Task item – Below are some records. Pull every line that contains the word "function".

Extracted information –
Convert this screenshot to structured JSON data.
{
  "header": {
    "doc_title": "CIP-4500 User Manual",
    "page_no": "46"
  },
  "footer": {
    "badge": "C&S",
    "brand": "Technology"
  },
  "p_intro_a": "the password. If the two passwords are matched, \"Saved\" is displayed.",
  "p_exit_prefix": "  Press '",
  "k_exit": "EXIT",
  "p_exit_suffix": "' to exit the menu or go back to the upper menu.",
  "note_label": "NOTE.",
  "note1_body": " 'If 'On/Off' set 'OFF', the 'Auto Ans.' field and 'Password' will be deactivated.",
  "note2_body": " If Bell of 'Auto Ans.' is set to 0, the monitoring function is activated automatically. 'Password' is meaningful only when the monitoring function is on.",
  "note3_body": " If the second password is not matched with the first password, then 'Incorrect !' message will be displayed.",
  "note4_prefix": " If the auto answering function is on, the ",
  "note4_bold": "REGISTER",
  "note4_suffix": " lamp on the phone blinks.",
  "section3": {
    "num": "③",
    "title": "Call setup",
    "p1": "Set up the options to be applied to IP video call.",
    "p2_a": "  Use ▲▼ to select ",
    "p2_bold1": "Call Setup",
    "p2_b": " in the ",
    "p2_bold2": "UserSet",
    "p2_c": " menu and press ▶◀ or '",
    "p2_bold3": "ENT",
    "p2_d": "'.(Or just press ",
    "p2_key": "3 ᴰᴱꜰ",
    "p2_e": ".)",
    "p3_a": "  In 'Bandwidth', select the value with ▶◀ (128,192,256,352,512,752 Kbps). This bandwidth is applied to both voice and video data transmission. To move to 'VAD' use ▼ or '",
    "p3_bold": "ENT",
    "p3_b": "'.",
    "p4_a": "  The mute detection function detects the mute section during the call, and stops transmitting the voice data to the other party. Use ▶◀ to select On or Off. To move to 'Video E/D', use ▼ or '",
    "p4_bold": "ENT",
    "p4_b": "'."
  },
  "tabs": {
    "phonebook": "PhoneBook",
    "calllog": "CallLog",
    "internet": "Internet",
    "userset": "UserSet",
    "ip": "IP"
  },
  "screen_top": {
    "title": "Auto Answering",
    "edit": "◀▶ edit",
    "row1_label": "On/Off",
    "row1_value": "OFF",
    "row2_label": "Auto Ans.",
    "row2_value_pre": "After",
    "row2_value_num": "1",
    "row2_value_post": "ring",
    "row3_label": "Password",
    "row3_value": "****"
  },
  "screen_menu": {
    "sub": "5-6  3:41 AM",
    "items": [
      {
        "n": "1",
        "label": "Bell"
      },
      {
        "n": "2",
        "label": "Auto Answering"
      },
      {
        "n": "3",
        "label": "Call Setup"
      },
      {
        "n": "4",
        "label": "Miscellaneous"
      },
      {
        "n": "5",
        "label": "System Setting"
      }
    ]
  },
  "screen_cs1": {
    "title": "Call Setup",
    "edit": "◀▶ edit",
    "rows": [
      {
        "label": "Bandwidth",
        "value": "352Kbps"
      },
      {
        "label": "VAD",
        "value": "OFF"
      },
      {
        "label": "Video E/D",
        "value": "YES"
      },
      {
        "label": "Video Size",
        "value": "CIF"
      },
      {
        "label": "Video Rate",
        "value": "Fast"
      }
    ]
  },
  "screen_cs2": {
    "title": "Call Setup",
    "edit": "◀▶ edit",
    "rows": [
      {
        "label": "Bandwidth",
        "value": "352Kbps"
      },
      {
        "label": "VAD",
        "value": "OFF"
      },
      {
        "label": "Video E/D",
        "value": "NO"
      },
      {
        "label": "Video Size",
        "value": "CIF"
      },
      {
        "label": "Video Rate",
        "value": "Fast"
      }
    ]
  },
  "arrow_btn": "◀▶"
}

Response to the task –
  "note2_body": " If Bell of 'Auto Ans.' is set to 0, the monitoring function is activated automatically. 'Password' is meaningful only when the monitoring function is on.",
  "note4_prefix": " If the auto answering function is on, the ",
    "p4_a": "  The mute detection function detects the mute section during the call, and stops transmitting the voice data to the other party. Use ▶◀ to select On or Off. To move to 'Video E/D', use ▼ or '",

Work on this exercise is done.